Similarly, if you’ll all remember back to the Smoke to Daggers spell from last year, that transformation has a similar connection to conjuration. It first must draw all of the smoke particles together and solidify them before transforming them into the particles of a dagger. That first step is very much like the process of conjuration, but once again, it is done in a much slower fashion and with bigger particles.
Where did this come from? Why do I care?
Today’s transformation was invented in 1921 by a transfigurist whose daughter was deathly afraid of snakes, though they often had the slithering buggers out in their garden where she liked to play. He wanted to find a way for her to avoid the snakes without vanishing or otherwise killing them. As a result, he created this spell and gave his daughter a glass box so that she could transfigure the snake and trap the resulting smoke for him to untransfigure later.

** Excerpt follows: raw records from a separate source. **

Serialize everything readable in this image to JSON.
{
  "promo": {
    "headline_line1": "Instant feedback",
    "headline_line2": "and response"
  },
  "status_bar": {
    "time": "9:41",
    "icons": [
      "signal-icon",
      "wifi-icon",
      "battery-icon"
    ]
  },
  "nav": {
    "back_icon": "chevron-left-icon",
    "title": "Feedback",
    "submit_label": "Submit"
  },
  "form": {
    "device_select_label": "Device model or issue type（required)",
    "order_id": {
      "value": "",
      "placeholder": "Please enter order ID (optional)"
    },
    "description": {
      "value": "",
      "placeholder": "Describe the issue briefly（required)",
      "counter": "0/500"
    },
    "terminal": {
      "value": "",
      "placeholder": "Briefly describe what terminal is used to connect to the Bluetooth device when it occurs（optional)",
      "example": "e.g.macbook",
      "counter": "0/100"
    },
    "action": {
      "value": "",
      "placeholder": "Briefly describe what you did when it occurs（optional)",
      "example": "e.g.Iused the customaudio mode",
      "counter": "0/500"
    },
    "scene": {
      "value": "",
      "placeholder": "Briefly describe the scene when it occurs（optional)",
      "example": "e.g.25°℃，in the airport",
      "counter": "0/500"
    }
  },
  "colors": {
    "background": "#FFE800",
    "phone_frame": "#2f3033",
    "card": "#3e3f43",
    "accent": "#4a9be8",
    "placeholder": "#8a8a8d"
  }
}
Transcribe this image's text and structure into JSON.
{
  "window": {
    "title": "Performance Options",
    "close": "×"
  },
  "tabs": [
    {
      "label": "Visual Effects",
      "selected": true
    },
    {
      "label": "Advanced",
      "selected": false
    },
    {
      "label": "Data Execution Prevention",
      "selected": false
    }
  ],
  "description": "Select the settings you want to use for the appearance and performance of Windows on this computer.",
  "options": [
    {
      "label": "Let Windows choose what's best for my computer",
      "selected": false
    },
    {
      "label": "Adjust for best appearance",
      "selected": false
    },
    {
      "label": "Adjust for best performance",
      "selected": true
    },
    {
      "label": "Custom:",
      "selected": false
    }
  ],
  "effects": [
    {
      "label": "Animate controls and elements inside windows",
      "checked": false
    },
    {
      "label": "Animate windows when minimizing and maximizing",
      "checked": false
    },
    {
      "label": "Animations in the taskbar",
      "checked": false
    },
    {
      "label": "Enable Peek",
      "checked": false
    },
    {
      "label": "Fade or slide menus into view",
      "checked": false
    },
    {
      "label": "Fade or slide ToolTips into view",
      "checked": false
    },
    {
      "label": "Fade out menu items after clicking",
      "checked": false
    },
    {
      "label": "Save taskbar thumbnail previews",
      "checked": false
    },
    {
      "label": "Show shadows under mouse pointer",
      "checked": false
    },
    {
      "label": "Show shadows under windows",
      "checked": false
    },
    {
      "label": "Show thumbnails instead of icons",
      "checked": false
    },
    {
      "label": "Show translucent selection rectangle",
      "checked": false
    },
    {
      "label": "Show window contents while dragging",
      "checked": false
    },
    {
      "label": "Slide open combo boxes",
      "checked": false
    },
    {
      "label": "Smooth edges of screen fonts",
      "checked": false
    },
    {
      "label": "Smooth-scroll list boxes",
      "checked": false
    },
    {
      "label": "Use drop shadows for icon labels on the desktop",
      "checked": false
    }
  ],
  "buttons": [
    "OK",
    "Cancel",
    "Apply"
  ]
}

Since its invention, this spell has been used by many with ophidiophobia (a fear of snakes) who do not wish to vanish those they come across. It is also often used in dueling in conjunction with the snake conjuring spell and Smoke to Daggers. Additionally, if you find yourself confronted with an aggressive snake, you may use this spell as a form of self defense.
I hope you all enjoyed today’s lesson! Unfortunately, I would prefer you all refrain from practicing this spell outside of the classroom for the ethical reasons we have discussed, however, I will have some class and office hour time in the coming weeks if anyone wants to continue practicing. There’s a quick quiz for you to pick up on your way out. Have a nice day and I will see you all next week!
*Snake image credit: http://www.newenglandreptileshop.com/product/female-pastel-calico-enchi-yellow-belly-ball-python/*
*Smoke image credit: http://wallpapersafari.com/moving-smoke-wallpaper/*